We are excited to share the interim findings from important research commissioned by NHS England. Our work creates a comprehensive framework for evaluating the critical role nurses play in the front line of primary care.

Nurses are a familiar sight in general practice surgeries, but their role is often misunderstood.  The role that nurses play in primary practice has evolved into a pivotal one – leading many aspects of care on behalf of the practice, working as ‘super-connectors’ to join up care that is increasingly person-centric, holistic and preventative in nature.  Yet they are still represented widely in the media and in public perception as secondary to GPs, ‘just a nurse’, or as the people who dress wounds and take blood samples. This perception couldn’t be further from the truth – nurses in primary practice are skilled, confident and resourceful, working independently with high levels of autonomy and authority to deliver expert patient care.
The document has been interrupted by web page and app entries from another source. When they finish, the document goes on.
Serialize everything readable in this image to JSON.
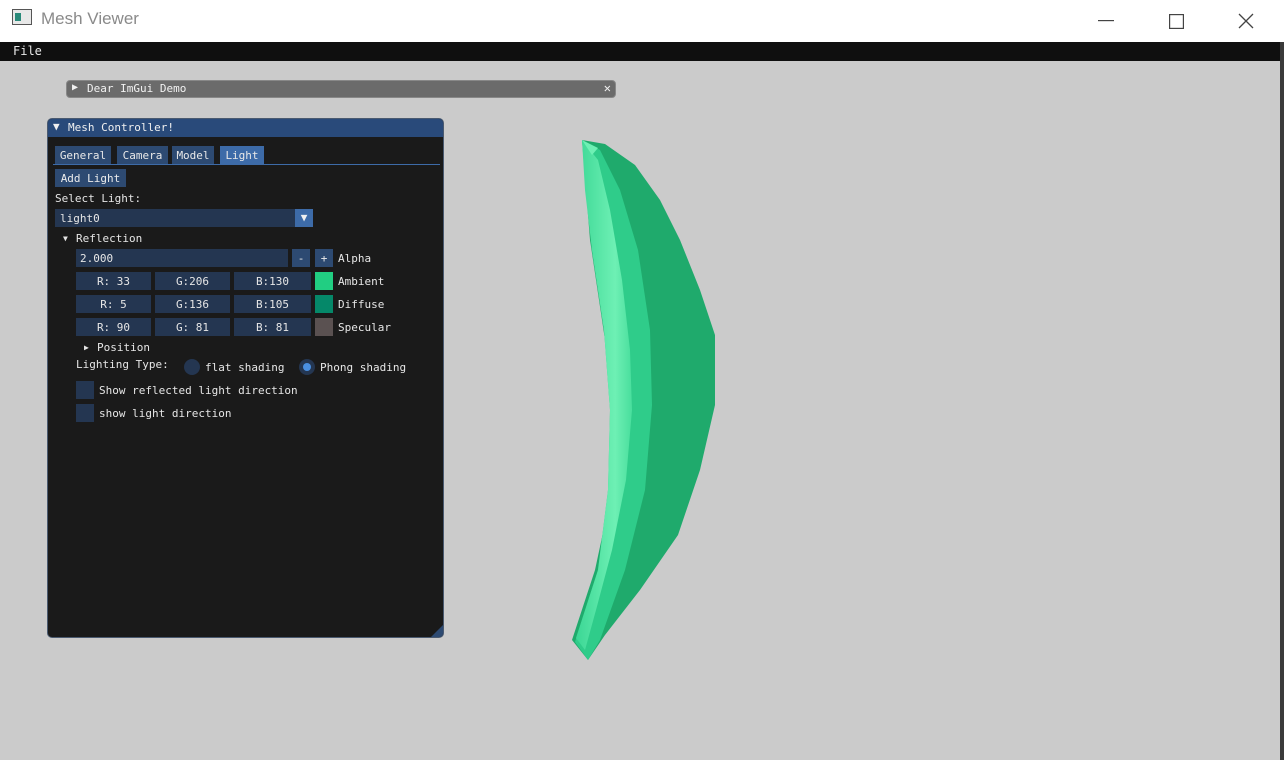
{
  "window": {
    "title": "Mesh Viewer",
    "minimize": "—",
    "maximize": "☐",
    "close": "✕"
  },
  "menu": {
    "file": "File"
  },
  "demo_window": {
    "arrow": "▶",
    "title": "Dear ImGui Demo",
    "close": "✕"
  },
  "panel": {
    "arrow": "▼",
    "title": "Mesh Controller!",
    "tabs": [
      "General",
      "Camera",
      "Model",
      "Light"
    ],
    "active_tab": "Light",
    "add_light": "Add Light",
    "select_light_label": "Select Light:",
    "selected_light": "light0",
    "combo_arrow": "▼",
    "reflection": {
      "arrow": "▼",
      "label": "Reflection",
      "alpha": {
        "value": "2.000",
        "minus": "-",
        "plus": "+",
        "label": "Alpha"
      },
      "ambient": {
        "r": "R: 33",
        "g": "G:206",
        "b": "B:130",
        "label": "Ambient",
        "color": "#21ce82"
      },
      "diffuse": {
        "r": "R:  5",
        "g": "G:136",
        "b": "B:105",
        "label": "Diffuse",
        "color": "#058869"
      },
      "specular": {
        "r": "R: 90",
        "g": "G: 81",
        "b": "B: 81",
        "label": "Specular",
        "color": "#5a5151"
      }
    },
    "position": {
      "arrow": "▶",
      "label": "Position"
    },
    "lighting_type": {
      "label": "Lighting Type:",
      "flat": "flat shading",
      "phong": "Phong shading",
      "selected": "phong"
    },
    "show_reflected": "Show reflected light direction",
    "show_light": "show light direction"
  },
  "mesh_colors": {
    "light": "#6ef0b4",
    "mid": "#2fcc8a",
    "dark": "#1faa6c"
  }
}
With an ageing population and increasing co-morbidities (many of us living longer, but less healthy lives) the NHS is under increasing demand.  As a service it has ambitions to transform the very nature of healthcare – working in a more joined up way, with patients playing their part in keeping well and managing long terms conditions such as asthma and diabetes for themselves.  The lynchpin in this evolving model is the nursing workforce at the heart of the primary care practice. However the full picture of what nurses do, how they help to deliver the NHS ambition and the unique set of skills they bring has never been articulated in a single narrative that helps us all to appreciate and place proper value on the profession.

Derived from a mix of research methods, we have created a framework for describing the value that primary care nurses deliver in 4 distinct, yet overlapping arenas:  patients, the practice, the community and the wider NHS.   The framework then describes 8 distinct qualities and roles that nurses have that – either singly or in combination –  bring about that value and which are not fully replicated in any other healthcare professionals.
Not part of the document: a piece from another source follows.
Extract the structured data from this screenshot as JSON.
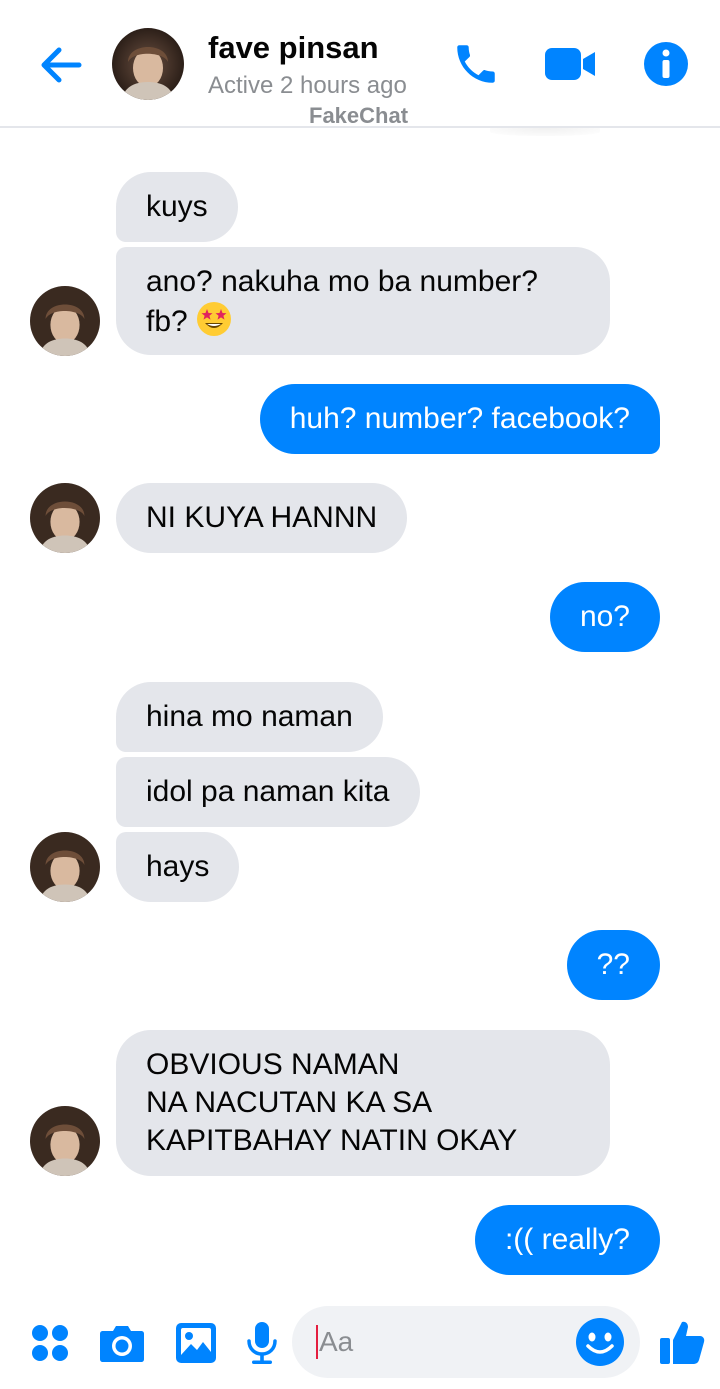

Our work at this stage is a hypothesis – and one that we are currently testing with further research groups – but it is one that is resonating well with all kinds of audiences. Our full report, due to be published by NHS England in late April 2021, expands the framework, incorporates new evidence and moves on to illustrate the economic value of the work nurses do in primary practice.  The final report will also explore some of the risks and challenges we’re hearing about in our research. Not least amongst these is the fact that primary (or general) practice is set to become the foundation of the future NHS model under its Long Term Plan – with nurses in general practice playing a central role  – with recruiting new nurses into this branch of the profession being more difficult because of its lack of a clear profile.

Our research goes some way towards addressing that issue. By drawing the often hidden work of nurses into the light – by showing that their role is crucial and hard to replace – we can start to give primary care nurses the status and recognition they deserve, and to ensure that the profession is placed on a firmer and more resilient foundation for the future.

Click here to download the interim report.

Note:  This interim report is offered as a preview of our findings and comments or feedback are welcome. It should be read as work in progress and with the expectation that the fine detail and supporting diagrams will evolve as we incorporate further research findings.